This is to establish who the guilty party was, and who was acting in self defence.

Usually, when a person is attacked they can choose to fight or flight….Velaphi Khumalo chose to fight.


Velaphi Khumalo threw a punch so hard it knocked white SA out……not only that, but for once white people knew what it felt like to be on the receiving end of racism.

For the past 500 years white people have dismissed our pain by telling us to forgive and forget…to move on. Well seemingly, they can’t do the same when it comes to the holocaust? White people need to understand that as deeply as Khumalo’s posts cut…is as deep as their own racism cuts.


Black people have never experience privilege and supremacy based on their skin colour, so the notion that blacks are racist is ridiculous. If anything, blacks are recovering from a low self image created by white people. Racism is when a race feels superior, and is antagonistic towards other races. This is not a disease black people suffer from.

We are an accepting, embracing and humble people. White people living and enjoying the fruits of this country know this VERY well. But this does not mean we are stupid. Never mistake our kindness and tolerance for stupidity. As white SA is quickly learning….the blacks actually do have opinions and words. And you just got served by Velaphi Khumalo.


White south Africa needs to call itself to order. Khumalo’s words were toxic yes, just as toxic as your systemised racism that we still have to deal with every day. What you felt with this one post is a general feeling you impose on Africans, on a regular basis.


Black south Africa also needs to start taking responsibility for enabling racism. Stop laughing with white people when they are being racist. Correct them. I see some people suddenly getting amnesia about Penny Sparrow’s comments which are a DIRECT catalyst to Velaphi’s Khumalo’s post…he even referenced the source of his anger. Get off your high horse and address the source of Khumalo’s pain….the same pain you are hiding.


What has become clear is that we need COMPULSORY workshops and sessions that deal with racism, happening right throughout our country. Community halls and centres need to be used to start educating the whole community about living with other people of different colours. South Africa has many people in it and a time has come for us to communicate our various cultures to each other. The misunderstandings are something that communication will help us with. These workshops MUST be COMPULSORY and something the state can regulate….no white arrogance shall interfere with this process.

Schools also have a responsibility to run race relation subjects so that we can stop racist white people from teaching racism in their homes.


Racism is a vicious cycle which must be stopped…..and so is white supremacy.


In our culture there is a saying……’Uzenzile akakhalelwa.’

Losely translated….You Do Not Cry Over Someone Who Has Brought ill To Themselves.

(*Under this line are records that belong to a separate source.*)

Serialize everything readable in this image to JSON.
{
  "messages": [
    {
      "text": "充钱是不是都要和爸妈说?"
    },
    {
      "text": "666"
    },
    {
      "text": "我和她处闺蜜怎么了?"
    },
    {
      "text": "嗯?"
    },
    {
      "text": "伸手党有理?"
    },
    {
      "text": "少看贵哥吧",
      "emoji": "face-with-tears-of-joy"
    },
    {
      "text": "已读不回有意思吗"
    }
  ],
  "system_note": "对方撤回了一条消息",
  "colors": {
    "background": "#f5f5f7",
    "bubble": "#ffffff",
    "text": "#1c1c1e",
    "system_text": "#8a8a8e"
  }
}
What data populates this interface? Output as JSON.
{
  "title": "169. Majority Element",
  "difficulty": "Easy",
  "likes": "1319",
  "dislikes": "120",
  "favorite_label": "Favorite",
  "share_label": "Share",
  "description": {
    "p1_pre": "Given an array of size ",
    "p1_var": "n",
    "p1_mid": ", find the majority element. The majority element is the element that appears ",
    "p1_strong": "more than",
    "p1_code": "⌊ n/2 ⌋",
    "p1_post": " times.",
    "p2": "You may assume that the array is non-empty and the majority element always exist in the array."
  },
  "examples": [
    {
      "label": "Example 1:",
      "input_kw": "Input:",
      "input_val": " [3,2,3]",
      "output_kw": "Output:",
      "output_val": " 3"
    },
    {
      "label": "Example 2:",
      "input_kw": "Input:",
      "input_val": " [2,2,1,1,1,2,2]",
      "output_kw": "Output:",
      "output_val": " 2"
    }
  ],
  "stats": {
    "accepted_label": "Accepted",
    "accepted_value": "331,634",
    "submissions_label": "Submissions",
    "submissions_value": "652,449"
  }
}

Remember when you were young and you would go tell your mom that usisi spanked you? Your mother would ask you ‘Wena wenzeni?’ And perhaps even give you another spanking so that you know not to do that again…..well… this was one of those situations.